Italy has a handfulof world-class defenders-none better than captain Fabio Cannavaro (above), whosnuffed out several dangerous Australia attacks. But the system matters more.Lippi has been shuffling players in and out of the back line all tournamentbecause of injuries. So it shouldn't trouble the Italians to be without thesuspended Materazzi in their quarterfinal match against Ukraine on Friday, norwill they panic if the man he was filling in for, Alessandro Nesta, can'treturn from his groin injury. "It's hard to pinpoint one particular thingor player," says Aussie midfielder Brett Emerton. "I think organizationis the key-and they're very well organized."

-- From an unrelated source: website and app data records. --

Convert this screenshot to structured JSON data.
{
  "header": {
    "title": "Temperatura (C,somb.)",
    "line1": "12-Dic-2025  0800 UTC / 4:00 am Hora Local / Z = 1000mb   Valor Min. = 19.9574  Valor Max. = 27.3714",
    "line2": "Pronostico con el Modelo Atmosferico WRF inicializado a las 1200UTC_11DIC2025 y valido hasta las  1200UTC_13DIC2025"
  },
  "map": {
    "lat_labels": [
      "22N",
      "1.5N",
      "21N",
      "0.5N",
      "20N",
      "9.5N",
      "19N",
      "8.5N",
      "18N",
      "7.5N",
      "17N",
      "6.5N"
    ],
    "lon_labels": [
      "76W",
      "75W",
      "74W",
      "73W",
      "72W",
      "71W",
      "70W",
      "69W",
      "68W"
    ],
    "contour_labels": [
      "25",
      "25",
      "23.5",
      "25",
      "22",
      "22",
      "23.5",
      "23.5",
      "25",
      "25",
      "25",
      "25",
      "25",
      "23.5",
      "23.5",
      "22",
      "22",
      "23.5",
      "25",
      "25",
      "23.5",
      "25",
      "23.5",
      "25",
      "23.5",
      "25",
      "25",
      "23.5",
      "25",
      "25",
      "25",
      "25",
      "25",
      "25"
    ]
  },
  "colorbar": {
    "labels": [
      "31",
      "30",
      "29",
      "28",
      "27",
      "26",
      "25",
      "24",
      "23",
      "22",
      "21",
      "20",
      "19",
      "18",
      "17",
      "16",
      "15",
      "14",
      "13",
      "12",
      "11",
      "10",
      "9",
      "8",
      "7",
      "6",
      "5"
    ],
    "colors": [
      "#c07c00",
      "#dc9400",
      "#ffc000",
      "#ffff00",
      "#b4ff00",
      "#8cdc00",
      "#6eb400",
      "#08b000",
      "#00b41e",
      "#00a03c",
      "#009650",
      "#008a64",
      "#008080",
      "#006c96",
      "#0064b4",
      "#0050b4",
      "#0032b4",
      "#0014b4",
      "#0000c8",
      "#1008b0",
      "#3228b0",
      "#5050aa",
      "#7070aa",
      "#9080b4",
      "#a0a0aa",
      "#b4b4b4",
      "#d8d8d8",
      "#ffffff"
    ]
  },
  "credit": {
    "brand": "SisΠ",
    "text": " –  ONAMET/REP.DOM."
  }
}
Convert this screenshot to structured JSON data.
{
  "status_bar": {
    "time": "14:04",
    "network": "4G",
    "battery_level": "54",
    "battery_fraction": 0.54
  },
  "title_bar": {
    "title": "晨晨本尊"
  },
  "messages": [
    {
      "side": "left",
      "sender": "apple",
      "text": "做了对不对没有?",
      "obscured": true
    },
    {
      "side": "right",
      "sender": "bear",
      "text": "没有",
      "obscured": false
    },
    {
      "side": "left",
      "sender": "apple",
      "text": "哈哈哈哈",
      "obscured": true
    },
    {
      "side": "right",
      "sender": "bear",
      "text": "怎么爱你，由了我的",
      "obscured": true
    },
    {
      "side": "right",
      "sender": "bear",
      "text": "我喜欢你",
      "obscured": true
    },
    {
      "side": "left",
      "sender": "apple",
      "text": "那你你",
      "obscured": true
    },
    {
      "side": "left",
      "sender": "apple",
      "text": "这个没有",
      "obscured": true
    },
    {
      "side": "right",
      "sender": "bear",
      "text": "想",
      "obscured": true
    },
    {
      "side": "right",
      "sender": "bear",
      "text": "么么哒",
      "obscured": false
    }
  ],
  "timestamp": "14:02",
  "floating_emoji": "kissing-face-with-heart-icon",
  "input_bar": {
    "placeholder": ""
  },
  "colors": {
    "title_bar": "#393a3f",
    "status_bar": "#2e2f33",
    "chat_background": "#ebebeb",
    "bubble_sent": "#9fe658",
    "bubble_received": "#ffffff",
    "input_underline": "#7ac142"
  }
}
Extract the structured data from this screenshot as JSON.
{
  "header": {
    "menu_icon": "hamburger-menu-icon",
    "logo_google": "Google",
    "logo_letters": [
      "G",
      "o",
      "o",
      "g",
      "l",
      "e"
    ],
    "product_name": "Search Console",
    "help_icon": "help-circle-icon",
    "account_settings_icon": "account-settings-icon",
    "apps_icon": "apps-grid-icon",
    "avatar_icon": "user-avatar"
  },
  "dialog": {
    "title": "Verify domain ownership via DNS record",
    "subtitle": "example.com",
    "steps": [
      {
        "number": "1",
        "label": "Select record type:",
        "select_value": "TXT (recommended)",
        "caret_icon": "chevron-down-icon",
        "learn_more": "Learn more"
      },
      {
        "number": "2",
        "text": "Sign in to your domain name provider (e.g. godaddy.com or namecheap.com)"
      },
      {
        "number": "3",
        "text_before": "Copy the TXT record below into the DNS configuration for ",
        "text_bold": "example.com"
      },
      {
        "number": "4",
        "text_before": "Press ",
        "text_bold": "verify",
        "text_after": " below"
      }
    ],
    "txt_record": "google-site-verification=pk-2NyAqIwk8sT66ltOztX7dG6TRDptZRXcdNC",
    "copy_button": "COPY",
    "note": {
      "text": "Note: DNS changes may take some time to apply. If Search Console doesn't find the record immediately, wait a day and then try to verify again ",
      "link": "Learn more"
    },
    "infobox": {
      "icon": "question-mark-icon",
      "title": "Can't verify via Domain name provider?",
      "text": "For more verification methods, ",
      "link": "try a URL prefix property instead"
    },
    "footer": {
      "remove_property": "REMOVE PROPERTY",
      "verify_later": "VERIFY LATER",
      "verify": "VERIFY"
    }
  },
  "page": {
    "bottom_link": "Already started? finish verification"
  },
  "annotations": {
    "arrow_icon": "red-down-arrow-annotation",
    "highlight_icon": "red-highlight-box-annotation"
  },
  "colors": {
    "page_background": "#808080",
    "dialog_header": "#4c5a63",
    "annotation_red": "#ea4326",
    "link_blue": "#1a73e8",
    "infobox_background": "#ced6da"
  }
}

On the list ofThings Germany Is Known for Producing, attacking football used to rank next toworld-class comedians. But that's all changed. J√ºrgen Klinsmann, hired as coachafter a dismal 2004 European championships, has instilled a simplephilosophy-go forth and score-that has turned Die Mannschaft into the mostexplosive team at the World Cup.

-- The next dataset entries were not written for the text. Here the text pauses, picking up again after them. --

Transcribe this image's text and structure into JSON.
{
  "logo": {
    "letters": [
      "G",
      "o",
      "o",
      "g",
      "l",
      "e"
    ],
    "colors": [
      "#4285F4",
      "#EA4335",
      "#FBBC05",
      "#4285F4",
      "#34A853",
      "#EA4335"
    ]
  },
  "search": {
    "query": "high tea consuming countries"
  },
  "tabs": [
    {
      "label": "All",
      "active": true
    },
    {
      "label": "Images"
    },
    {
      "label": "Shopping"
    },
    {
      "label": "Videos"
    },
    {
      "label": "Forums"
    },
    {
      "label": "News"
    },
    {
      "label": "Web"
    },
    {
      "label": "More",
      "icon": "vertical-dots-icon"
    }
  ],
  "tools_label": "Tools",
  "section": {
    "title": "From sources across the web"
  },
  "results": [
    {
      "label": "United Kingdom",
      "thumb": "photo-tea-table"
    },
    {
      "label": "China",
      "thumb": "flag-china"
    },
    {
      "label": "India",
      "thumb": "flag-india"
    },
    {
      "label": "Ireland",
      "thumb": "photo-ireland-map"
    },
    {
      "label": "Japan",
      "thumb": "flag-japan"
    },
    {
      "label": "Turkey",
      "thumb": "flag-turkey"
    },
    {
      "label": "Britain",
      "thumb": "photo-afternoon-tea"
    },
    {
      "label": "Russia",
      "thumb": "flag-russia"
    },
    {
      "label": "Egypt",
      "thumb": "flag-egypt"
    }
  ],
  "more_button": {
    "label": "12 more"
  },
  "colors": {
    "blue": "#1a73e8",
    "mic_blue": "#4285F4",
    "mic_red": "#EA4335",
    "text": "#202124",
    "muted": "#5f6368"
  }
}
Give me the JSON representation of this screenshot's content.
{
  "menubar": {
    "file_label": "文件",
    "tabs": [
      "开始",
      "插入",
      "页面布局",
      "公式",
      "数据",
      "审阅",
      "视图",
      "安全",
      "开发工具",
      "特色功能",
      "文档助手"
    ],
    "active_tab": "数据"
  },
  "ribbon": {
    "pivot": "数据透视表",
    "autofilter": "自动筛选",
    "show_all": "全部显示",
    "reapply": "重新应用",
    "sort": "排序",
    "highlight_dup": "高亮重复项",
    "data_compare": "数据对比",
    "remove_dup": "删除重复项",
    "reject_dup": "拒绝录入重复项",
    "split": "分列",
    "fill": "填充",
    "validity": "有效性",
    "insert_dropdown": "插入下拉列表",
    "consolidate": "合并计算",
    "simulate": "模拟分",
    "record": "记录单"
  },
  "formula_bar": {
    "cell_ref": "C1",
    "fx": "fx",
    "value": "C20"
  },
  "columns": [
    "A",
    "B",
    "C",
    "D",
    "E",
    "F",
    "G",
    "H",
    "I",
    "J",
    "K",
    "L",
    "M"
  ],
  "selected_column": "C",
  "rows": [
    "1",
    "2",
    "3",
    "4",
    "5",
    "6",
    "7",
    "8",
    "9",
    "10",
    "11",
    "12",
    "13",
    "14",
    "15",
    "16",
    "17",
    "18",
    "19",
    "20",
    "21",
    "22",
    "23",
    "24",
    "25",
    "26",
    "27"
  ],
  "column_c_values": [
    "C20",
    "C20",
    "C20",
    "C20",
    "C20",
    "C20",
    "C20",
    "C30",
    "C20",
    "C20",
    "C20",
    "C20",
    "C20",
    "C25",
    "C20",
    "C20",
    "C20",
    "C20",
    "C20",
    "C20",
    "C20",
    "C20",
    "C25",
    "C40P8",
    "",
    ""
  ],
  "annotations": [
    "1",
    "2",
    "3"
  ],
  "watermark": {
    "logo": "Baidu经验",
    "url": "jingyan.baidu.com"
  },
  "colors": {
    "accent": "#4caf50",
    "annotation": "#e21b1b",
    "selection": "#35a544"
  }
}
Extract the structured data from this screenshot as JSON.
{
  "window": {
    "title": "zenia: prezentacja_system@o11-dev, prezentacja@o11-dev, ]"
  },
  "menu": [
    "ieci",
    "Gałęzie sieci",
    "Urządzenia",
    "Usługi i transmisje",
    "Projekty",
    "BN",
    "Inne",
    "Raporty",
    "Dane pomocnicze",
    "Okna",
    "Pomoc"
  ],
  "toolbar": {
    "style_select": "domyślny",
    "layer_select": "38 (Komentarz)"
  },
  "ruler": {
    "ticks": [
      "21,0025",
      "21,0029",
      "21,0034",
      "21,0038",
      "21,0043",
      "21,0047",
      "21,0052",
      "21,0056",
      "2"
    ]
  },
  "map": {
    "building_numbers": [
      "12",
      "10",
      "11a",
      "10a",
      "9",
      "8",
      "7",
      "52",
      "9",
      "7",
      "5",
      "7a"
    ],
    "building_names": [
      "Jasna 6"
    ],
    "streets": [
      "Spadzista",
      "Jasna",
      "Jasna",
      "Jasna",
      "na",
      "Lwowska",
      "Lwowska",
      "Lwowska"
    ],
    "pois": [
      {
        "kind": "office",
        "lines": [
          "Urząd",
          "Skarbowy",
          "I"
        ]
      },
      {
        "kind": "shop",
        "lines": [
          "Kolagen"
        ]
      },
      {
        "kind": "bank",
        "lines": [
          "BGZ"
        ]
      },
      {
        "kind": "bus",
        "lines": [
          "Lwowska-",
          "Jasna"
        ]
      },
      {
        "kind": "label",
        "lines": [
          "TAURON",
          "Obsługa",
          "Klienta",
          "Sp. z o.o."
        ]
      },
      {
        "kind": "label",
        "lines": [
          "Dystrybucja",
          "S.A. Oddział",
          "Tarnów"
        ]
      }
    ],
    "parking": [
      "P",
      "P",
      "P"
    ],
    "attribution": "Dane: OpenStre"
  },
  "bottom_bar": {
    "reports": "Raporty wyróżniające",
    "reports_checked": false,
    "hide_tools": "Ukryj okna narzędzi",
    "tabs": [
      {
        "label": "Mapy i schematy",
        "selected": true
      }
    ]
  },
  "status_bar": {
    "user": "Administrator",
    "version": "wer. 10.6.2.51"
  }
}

Klinsmann, a starGerman striker in the '90s, did more than change the squad's style. He changedthe squad. Goalkeeper Oliver Kahn was stripped of his starting job andcaptain's armband. Other vets were dropped altogether for younger, moreathletic players. For leadership Klinsmann turned to midfielders MichaelBallack and Torsten Frings and striker Miroslav Klose, all in their late 20s."I told them, 'Grab that moment,'" says Klinsmann, 41. "The waythey've guided the younger players is tremendous."
The strikepartnership of Klose and 21-year-old Lukas Podolski (above) is a perfectexample of how Klinsmann has blended maturity and youth. At week's end the twoPolish-born forwards had scored seven of Germany's 10 goals. In a 2-0 victoryover Sweden, Klose twice set up Podolski, who bagged his second goal aftersending the ball to Klose and taking off on a 35-yard run. The final scorecould have been much worse-Germany outshot the Swedes 26-5.
That the drubbingcame two days after a feckless U.S. was eliminated did little to snuff out talkthat Klinsmann, who lives in California, could succeed Arena. Asked about hisjob status, Klinsmann said, "Once the World Cup is over, those things canbe discussed." You can't really blame him for not wanting to talk about thefuture. Not when the present is so fun to watch.
For more World Cup coverage from Grant Wahl and MarkBechtel, and to join in the daily chatter on the World Cup Blog, go toSI.com/soccer.